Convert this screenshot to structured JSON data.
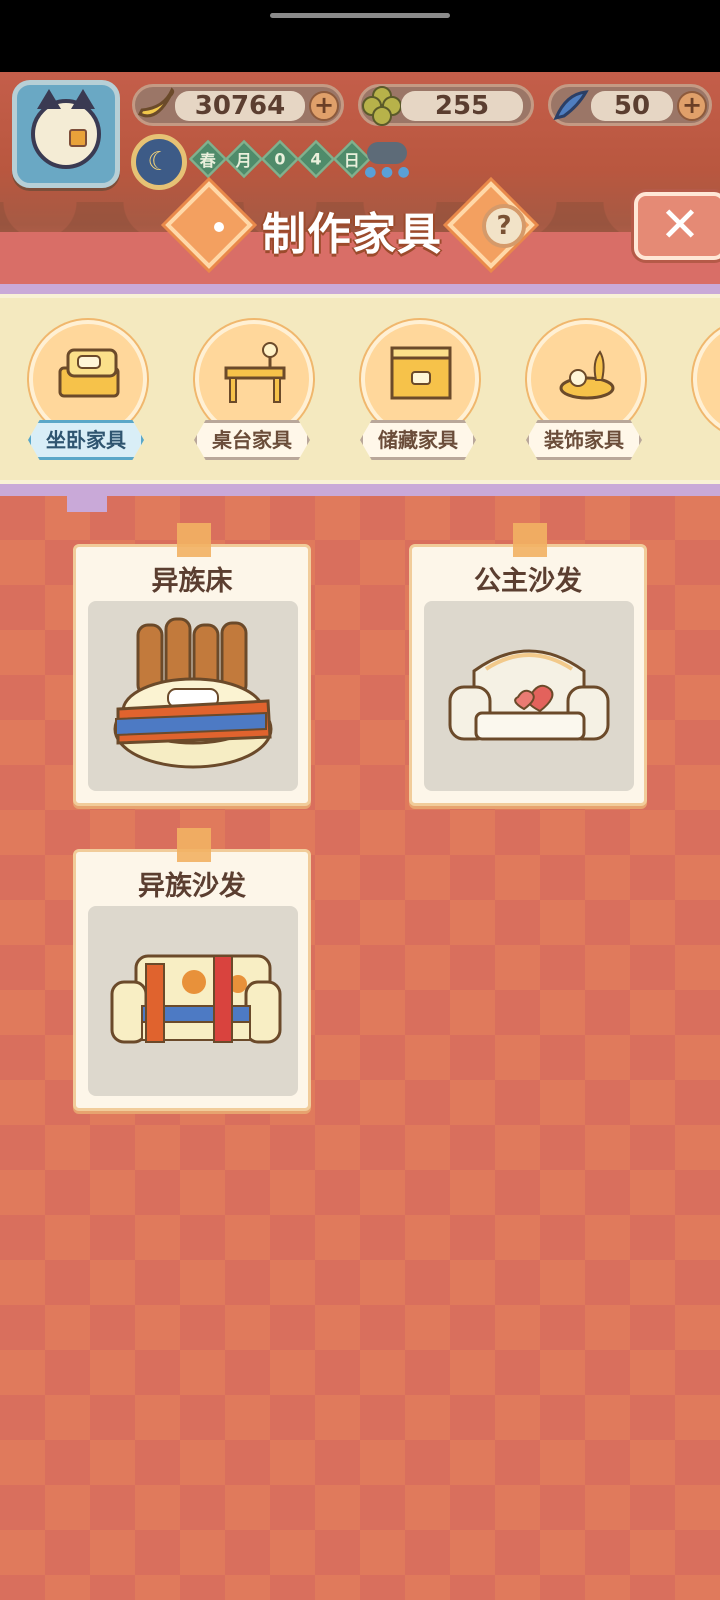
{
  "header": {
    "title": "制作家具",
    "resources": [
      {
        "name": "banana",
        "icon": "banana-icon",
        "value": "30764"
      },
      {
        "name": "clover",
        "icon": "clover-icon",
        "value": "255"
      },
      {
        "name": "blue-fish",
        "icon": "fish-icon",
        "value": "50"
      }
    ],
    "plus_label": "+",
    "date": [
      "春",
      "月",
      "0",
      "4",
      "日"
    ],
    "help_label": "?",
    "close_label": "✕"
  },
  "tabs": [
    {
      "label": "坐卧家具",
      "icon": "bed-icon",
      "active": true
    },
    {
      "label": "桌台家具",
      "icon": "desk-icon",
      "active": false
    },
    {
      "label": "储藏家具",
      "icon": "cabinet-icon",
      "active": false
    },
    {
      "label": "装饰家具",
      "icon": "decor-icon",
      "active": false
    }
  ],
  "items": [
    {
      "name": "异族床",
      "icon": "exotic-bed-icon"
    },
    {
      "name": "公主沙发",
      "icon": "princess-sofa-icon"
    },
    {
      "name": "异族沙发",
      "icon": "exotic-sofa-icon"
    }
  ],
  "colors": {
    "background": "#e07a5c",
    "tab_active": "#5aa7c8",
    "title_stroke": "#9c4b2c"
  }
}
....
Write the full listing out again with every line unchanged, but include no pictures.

Convert this screenshot to structured JSON data.
{
  "header": {
    "title": "制作家具",
    "resources": [
      {
        "name": "banana",
        "icon": "banana-icon",
        "value": "30764"
      },
      {
        "name": "clover",
        "icon": "clover-icon",
        "value": "255"
      },
      {
        "name": "blue-fish",
        "icon": "fish-icon",
        "value": "50"
      }
    ],
    "plus_label": "+",
    "date": [
      "春",
      "月",
      "0",
      "4",
      "日"
    ],
    "help_label": "?",
    "close_label": "✕"
  },
  "tabs": [
    {
      "label": "坐卧家具",
      "icon": "bed-icon",
      "active": true
    },
    {
      "label": "桌台家具",
      "icon": "desk-icon",
      "active": false
    },
    {
      "label": "储藏家具",
      "icon": "cabinet-icon",
      "active": false
    },
    {
      "label": "装饰家具",
      "icon": "decor-icon",
      "active": false
    }
  ],
  "items": [
    {
      "name": "异族床",
      "icon": "exotic-bed-icon"
    },
    {
      "name": "公主沙发",
      "icon": "princess-sofa-icon"
    },
    {
      "name": "异族沙发",
      "icon": "exotic-sofa-icon"
    }
  ],
  "colors": {
    "background": "#e07a5c",
    "tab_active": "#5aa7c8",
    "title_stroke": "#9c4b2c"
  }
}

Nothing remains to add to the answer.